[Data about app and page elements]
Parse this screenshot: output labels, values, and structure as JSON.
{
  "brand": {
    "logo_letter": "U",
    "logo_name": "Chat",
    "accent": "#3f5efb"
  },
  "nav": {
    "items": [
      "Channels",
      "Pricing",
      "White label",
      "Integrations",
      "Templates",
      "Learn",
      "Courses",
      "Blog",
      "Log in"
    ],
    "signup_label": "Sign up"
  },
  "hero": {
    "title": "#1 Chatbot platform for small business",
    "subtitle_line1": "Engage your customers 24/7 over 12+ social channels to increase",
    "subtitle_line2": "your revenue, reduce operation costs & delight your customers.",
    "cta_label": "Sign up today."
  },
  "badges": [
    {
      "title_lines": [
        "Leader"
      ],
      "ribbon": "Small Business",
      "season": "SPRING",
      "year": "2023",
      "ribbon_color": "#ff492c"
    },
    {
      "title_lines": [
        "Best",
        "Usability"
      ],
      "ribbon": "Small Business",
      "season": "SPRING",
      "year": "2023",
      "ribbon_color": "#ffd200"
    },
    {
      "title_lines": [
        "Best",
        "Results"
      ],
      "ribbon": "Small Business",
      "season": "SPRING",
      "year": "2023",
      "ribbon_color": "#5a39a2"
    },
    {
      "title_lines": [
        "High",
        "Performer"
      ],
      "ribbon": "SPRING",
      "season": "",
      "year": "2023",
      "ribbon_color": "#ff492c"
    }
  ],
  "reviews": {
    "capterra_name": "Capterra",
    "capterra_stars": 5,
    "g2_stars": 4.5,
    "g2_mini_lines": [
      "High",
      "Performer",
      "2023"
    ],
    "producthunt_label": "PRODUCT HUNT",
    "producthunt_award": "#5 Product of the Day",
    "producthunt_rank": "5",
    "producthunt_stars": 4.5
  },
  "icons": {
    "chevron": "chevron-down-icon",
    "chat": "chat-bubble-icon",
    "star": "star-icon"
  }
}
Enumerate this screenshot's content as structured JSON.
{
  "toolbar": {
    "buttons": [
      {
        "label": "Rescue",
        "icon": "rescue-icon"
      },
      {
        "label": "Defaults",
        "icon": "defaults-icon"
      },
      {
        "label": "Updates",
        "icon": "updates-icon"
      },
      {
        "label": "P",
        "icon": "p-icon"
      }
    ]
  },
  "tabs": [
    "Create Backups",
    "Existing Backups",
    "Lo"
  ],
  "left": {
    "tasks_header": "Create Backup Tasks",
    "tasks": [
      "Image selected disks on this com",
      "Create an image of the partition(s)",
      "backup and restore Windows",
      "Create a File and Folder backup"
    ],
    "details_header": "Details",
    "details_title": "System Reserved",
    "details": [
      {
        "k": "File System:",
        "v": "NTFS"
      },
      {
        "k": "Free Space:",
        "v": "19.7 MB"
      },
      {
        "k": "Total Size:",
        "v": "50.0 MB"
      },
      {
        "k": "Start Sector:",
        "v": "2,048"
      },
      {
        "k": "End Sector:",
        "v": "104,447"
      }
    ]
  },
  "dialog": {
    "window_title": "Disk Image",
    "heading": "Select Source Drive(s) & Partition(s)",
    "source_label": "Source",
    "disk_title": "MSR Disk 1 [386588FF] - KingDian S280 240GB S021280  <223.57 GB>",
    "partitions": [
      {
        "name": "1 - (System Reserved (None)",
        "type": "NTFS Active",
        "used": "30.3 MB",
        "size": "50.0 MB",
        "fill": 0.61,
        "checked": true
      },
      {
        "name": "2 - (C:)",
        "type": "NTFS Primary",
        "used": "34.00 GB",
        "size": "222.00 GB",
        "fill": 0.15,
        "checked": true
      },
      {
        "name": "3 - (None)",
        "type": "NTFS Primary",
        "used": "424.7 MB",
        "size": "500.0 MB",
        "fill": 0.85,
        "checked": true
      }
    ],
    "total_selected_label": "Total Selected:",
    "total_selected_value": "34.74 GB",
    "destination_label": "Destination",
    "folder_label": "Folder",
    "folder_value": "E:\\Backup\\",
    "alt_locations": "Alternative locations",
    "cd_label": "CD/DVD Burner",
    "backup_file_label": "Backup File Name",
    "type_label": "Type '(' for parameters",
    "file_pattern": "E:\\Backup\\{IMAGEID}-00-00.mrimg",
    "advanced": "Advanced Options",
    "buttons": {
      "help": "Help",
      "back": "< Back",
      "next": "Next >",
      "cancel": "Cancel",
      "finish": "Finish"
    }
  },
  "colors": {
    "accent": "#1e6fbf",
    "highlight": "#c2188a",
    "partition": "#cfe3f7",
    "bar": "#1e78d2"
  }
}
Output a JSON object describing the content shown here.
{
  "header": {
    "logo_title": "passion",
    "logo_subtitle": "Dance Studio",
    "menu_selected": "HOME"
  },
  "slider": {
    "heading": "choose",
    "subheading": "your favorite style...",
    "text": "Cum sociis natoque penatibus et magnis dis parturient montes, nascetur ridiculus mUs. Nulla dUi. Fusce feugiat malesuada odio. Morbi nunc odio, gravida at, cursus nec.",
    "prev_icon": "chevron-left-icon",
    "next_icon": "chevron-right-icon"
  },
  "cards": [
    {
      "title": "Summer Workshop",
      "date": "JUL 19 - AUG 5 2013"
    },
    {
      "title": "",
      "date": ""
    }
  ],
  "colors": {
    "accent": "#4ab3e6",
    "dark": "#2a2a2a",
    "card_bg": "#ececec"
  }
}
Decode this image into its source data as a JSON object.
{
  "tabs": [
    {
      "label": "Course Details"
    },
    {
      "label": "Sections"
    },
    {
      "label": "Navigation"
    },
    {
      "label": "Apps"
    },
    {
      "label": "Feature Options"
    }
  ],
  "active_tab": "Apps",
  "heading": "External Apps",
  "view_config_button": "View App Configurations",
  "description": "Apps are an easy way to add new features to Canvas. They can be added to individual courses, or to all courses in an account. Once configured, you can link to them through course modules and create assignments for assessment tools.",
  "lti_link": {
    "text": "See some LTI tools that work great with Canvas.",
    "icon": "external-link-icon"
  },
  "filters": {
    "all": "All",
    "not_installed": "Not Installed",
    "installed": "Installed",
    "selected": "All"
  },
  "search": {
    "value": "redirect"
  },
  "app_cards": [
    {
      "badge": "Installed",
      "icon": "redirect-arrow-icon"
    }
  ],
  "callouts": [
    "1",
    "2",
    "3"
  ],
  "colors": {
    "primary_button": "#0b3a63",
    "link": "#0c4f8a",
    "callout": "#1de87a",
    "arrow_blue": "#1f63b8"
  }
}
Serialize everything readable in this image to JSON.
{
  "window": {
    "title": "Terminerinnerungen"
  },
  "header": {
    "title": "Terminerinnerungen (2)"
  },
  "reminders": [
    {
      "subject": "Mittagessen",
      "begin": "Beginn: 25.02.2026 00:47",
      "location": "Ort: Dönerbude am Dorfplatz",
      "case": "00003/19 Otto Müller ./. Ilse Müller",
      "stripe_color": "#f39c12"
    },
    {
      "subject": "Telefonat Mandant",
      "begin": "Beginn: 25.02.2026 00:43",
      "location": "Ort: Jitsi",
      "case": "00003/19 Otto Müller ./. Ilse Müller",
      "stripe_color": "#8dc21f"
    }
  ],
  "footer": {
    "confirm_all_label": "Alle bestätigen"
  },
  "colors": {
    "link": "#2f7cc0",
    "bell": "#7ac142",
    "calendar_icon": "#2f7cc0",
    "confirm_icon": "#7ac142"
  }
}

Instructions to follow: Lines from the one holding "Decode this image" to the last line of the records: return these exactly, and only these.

Result below:
Decode this image into its source data as a JSON object.
{
  "tabs": [
    {
      "label": "Course Details"
    },
    {
      "label": "Sections"
    },
    {
      "label": "Navigation"
    },
    {
      "label": "Apps"
    },
    {
      "label": "Feature Options"
    }
  ],
  "active_tab": "Apps",
  "heading": "External Apps",
  "view_config_button": "View App Configurations",
  "description": "Apps are an easy way to add new features to Canvas. They can be added to individual courses, or to all courses in an account. Once configured, you can link to them through course modules and create assignments for assessment tools.",
  "lti_link": {
    "text": "See some LTI tools that work great with Canvas.",
    "icon": "external-link-icon"
  },
  "filters": {
    "all": "All",
    "not_installed": "Not Installed",
    "installed": "Installed",
    "selected": "All"
  },
  "search": {
    "value": "redirect"
  },
  "app_cards": [
    {
      "badge": "Installed",
      "icon": "redirect-arrow-icon"
    }
  ],
  "callouts": [
    "1",
    "2",
    "3"
  ],
  "colors": {
    "primary_button": "#0b3a63",
    "link": "#0c4f8a",
    "callout": "#1de87a",
    "arrow_blue": "#1f63b8"
  }
}
Serialize everything readable in this image to JSON.
{
  "window": {
    "title": "Terminerinnerungen"
  },
  "header": {
    "title": "Terminerinnerungen (2)"
  },
  "reminders": [
    {
      "subject": "Mittagessen",
      "begin": "Beginn: 25.02.2026 00:47",
      "location": "Ort: Dönerbude am Dorfplatz",
      "case": "00003/19 Otto Müller ./. Ilse Müller",
      "stripe_color": "#f39c12"
    },
    {
      "subject": "Telefonat Mandant",
      "begin": "Beginn: 25.02.2026 00:43",
      "location": "Ort: Jitsi",
      "case": "00003/19 Otto Müller ./. Ilse Müller",
      "stripe_color": "#8dc21f"
    }
  ],
  "footer": {
    "confirm_all_label": "Alle bestätigen"
  },
  "colors": {
    "link": "#2f7cc0",
    "bell": "#7ac142",
    "calendar_icon": "#2f7cc0",
    "confirm_icon": "#7ac142"
  }
}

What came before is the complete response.